Output every entry exactly as given.

==== Information shown

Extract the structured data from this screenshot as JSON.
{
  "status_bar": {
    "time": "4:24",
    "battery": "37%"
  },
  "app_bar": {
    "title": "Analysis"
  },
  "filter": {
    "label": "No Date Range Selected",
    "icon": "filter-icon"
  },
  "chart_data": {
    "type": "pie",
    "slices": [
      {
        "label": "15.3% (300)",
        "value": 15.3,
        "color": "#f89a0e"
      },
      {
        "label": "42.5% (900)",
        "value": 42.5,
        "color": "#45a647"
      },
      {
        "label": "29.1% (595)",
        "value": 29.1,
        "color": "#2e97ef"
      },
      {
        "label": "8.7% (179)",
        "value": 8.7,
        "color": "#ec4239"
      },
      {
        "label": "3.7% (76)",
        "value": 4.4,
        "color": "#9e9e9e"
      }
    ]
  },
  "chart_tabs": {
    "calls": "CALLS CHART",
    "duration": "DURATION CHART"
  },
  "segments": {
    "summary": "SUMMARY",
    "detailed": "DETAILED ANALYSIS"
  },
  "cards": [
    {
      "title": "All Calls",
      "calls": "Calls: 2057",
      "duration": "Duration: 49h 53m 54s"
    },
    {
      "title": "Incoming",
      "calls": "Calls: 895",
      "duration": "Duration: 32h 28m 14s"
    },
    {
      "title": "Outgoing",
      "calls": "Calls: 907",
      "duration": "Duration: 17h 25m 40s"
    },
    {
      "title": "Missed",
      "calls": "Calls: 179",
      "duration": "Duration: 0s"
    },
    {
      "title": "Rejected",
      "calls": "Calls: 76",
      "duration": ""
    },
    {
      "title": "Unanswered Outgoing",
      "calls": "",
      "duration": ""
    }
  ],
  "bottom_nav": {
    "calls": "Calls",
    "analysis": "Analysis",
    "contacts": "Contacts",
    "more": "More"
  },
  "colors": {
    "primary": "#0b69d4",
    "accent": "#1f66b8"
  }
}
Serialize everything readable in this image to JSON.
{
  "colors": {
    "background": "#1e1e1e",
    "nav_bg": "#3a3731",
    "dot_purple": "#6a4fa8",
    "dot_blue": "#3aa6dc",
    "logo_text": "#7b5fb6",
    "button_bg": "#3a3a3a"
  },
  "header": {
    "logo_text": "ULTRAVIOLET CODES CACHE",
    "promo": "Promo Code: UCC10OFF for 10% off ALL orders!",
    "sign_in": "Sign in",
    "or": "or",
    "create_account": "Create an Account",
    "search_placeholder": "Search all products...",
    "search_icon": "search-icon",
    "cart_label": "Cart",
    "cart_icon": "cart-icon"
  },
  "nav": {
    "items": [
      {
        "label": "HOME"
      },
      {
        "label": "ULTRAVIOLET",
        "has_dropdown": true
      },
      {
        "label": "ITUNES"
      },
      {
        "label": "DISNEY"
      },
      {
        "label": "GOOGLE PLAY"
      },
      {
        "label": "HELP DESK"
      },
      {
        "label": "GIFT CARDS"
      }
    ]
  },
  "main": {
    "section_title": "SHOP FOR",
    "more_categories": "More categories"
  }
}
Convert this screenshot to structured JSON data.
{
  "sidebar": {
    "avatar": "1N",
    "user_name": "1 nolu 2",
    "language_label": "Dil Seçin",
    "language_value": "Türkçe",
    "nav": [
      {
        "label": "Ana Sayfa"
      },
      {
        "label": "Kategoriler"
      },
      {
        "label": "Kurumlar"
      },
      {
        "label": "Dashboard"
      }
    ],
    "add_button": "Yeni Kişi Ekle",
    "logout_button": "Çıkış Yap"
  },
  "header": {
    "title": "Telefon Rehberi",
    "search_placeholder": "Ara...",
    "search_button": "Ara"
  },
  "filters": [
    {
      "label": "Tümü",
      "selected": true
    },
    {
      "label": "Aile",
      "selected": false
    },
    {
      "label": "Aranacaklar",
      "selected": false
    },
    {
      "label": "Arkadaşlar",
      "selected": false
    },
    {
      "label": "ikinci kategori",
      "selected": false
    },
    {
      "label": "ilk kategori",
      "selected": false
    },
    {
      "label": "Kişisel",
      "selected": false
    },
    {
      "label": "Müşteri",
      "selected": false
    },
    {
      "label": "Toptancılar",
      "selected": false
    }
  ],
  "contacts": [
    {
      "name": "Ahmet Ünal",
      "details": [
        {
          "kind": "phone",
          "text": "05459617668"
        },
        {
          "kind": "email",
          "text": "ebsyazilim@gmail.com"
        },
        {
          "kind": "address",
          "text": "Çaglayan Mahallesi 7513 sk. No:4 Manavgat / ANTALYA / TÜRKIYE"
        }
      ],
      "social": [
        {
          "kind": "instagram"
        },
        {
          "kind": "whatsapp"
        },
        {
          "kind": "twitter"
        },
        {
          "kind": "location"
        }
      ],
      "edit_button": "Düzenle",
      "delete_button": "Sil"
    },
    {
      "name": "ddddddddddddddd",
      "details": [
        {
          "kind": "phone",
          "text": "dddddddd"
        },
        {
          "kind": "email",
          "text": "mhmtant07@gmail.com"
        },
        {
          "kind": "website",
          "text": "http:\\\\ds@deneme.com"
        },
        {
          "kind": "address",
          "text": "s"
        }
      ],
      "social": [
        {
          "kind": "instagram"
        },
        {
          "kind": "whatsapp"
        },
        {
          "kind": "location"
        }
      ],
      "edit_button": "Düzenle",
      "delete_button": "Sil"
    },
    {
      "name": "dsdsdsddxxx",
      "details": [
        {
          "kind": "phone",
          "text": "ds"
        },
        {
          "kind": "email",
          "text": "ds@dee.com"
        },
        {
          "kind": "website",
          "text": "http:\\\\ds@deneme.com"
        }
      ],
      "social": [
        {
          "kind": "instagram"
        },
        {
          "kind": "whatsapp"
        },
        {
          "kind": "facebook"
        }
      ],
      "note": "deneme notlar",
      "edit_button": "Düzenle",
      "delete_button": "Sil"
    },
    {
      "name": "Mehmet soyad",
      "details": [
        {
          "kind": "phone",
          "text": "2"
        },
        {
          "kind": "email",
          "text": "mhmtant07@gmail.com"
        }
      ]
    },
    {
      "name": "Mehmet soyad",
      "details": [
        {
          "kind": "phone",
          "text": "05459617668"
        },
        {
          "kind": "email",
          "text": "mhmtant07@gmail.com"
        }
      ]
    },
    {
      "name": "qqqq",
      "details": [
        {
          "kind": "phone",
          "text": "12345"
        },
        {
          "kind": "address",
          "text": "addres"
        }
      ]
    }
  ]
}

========

Solution to the problem
Extract the structured data from this screenshot as JSON.
{
  "status_bar": {
    "time": "4:24",
    "battery": "37%"
  },
  "app_bar": {
    "title": "Analysis"
  },
  "filter": {
    "label": "No Date Range Selected",
    "icon": "filter-icon"
  },
  "chart_data": {
    "type": "pie",
    "slices": [
      {
        "label": "15.3% (300)",
        "value": 15.3,
        "color": "#f89a0e"
      },
      {
        "label": "42.5% (900)",
        "value": 42.5,
        "color": "#45a647"
      },
      {
        "label": "29.1% (595)",
        "value": 29.1,
        "color": "#2e97ef"
      },
      {
        "label": "8.7% (179)",
        "value": 8.7,
        "color": "#ec4239"
      },
      {
        "label": "3.7% (76)",
        "value": 4.4,
        "color": "#9e9e9e"
      }
    ]
  },
  "chart_tabs": {
    "calls": "CALLS CHART",
    "duration": "DURATION CHART"
  },
  "segments": {
    "summary": "SUMMARY",
    "detailed": "DETAILED ANALYSIS"
  },
  "cards": [
    {
      "title": "All Calls",
      "calls": "Calls: 2057",
      "duration": "Duration: 49h 53m 54s"
    },
    {
      "title": "Incoming",
      "calls": "Calls: 895",
      "duration": "Duration: 32h 28m 14s"
    },
    {
      "title": "Outgoing",
      "calls": "Calls: 907",
      "duration": "Duration: 17h 25m 40s"
    },
    {
      "title": "Missed",
      "calls": "Calls: 179",
      "duration": "Duration: 0s"
    },
    {
      "title": "Rejected",
      "calls": "Calls: 76",
      "duration": ""
    },
    {
      "title": "Unanswered Outgoing",
      "calls": "",
      "duration": ""
    }
  ],
  "bottom_nav": {
    "calls": "Calls",
    "analysis": "Analysis",
    "contacts": "Contacts",
    "more": "More"
  },
  "colors": {
    "primary": "#0b69d4",
    "accent": "#1f66b8"
  }
}
Serialize everything readable in this image to JSON.
{
  "colors": {
    "background": "#1e1e1e",
    "nav_bg": "#3a3731",
    "dot_purple": "#6a4fa8",
    "dot_blue": "#3aa6dc",
    "logo_text": "#7b5fb6",
    "button_bg": "#3a3a3a"
  },
  "header": {
    "logo_text": "ULTRAVIOLET CODES CACHE",
    "promo": "Promo Code: UCC10OFF for 10% off ALL orders!",
    "sign_in": "Sign in",
    "or": "or",
    "create_account": "Create an Account",
    "search_placeholder": "Search all products...",
    "search_icon": "search-icon",
    "cart_label": "Cart",
    "cart_icon": "cart-icon"
  },
  "nav": {
    "items": [
      {
        "label": "HOME"
      },
      {
        "label": "ULTRAVIOLET",
        "has_dropdown": true
      },
      {
        "label": "ITUNES"
      },
      {
        "label": "DISNEY"
      },
      {
        "label": "GOOGLE PLAY"
      },
      {
        "label": "HELP DESK"
      },
      {
        "label": "GIFT CARDS"
      }
    ]
  },
  "main": {
    "section_title": "SHOP FOR",
    "more_categories": "More categories"
  }
}
Convert this screenshot to structured JSON data.
{
  "sidebar": {
    "avatar": "1N",
    "user_name": "1 nolu 2",
    "language_label": "Dil Seçin",
    "language_value": "Türkçe",
    "nav": [
      {
        "label": "Ana Sayfa"
      },
      {
        "label": "Kategoriler"
      },
      {
        "label": "Kurumlar"
      },
      {
        "label": "Dashboard"
      }
    ],
    "add_button": "Yeni Kişi Ekle",
    "logout_button": "Çıkış Yap"
  },
  "header": {
    "title": "Telefon Rehberi",
    "search_placeholder": "Ara...",
    "search_button": "Ara"
  },
  "filters": [
    {
      "label": "Tümü",
      "selected": true
    },
    {
      "label": "Aile",
      "selected": false
    },
    {
      "label": "Aranacaklar",
      "selected": false
    },
    {
      "label": "Arkadaşlar",
      "selected": false
    },
    {
      "label": "ikinci kategori",
      "selected": false
    },
    {
      "label": "ilk kategori",
      "selected": false
    },
    {
      "label": "Kişisel",
      "selected": false
    },
    {
      "label": "Müşteri",
      "selected": false
    },
    {
      "label": "Toptancılar",
      "selected": false
    }
  ],
  "contacts": [
    {
      "name": "Ahmet Ünal",
      "details": [
        {
          "kind": "phone",
          "text": "05459617668"
        },
        {
          "kind": "email",
          "text": "ebsyazilim@gmail.com"
        },
        {
          "kind": "address",
          "text": "Çaglayan Mahallesi 7513 sk. No:4 Manavgat / ANTALYA / TÜRKIYE"
        }
      ],
      "social": [
        {
          "kind": "instagram"
        },
        {
          "kind": "whatsapp"
        },
        {
          "kind": "twitter"
        },
        {
          "kind": "location"
        }
      ],
      "edit_button": "Düzenle",
      "delete_button": "Sil"
    },
    {
      "name": "ddddddddddddddd",
      "details": [
        {
          "kind": "phone",
          "text": "dddddddd"
        },
        {
          "kind": "email",
          "text": "mhmtant07@gmail.com"
        },
        {
          "kind": "website",
          "text": "http:\\\\ds@deneme.com"
        },
        {
          "kind": "address",
          "text": "s"
        }
      ],
      "social": [
        {
          "kind": "instagram"
        },
        {
          "kind": "whatsapp"
        },
        {
          "kind": "location"
        }
      ],
      "edit_button": "Düzenle",
      "delete_button": "Sil"
    },
    {
      "name": "dsdsdsddxxx",
      "details": [
        {
          "kind": "phone",
          "text": "ds"
        },
        {
          "kind": "email",
          "text": "ds@dee.com"
        },
        {
          "kind": "website",
          "text": "http:\\\\ds@deneme.com"
        }
      ],
      "social": [
        {
          "kind": "instagram"
        },
        {
          "kind": "whatsapp"
        },
        {
          "kind": "facebook"
        }
      ],
      "note": "deneme notlar",
      "edit_button": "Düzenle",
      "delete_button": "Sil"
    },
    {
      "name": "Mehmet soyad",
      "details": [
        {
          "kind": "phone",
          "text": "2"
        },
        {
          "kind": "email",
          "text": "mhmtant07@gmail.com"
        }
      ]
    },
    {
      "name": "Mehmet soyad",
      "details": [
        {
          "kind": "phone",
          "text": "05459617668"
        },
        {
          "kind": "email",
          "text": "mhmtant07@gmail.com"
        }
      ]
    },
    {
      "name": "qqqq",
      "details": [
        {
          "kind": "phone",
          "text": "12345"
        },
        {
          "kind": "address",
          "text": "addres"
        }
      ]
    }
  ]
}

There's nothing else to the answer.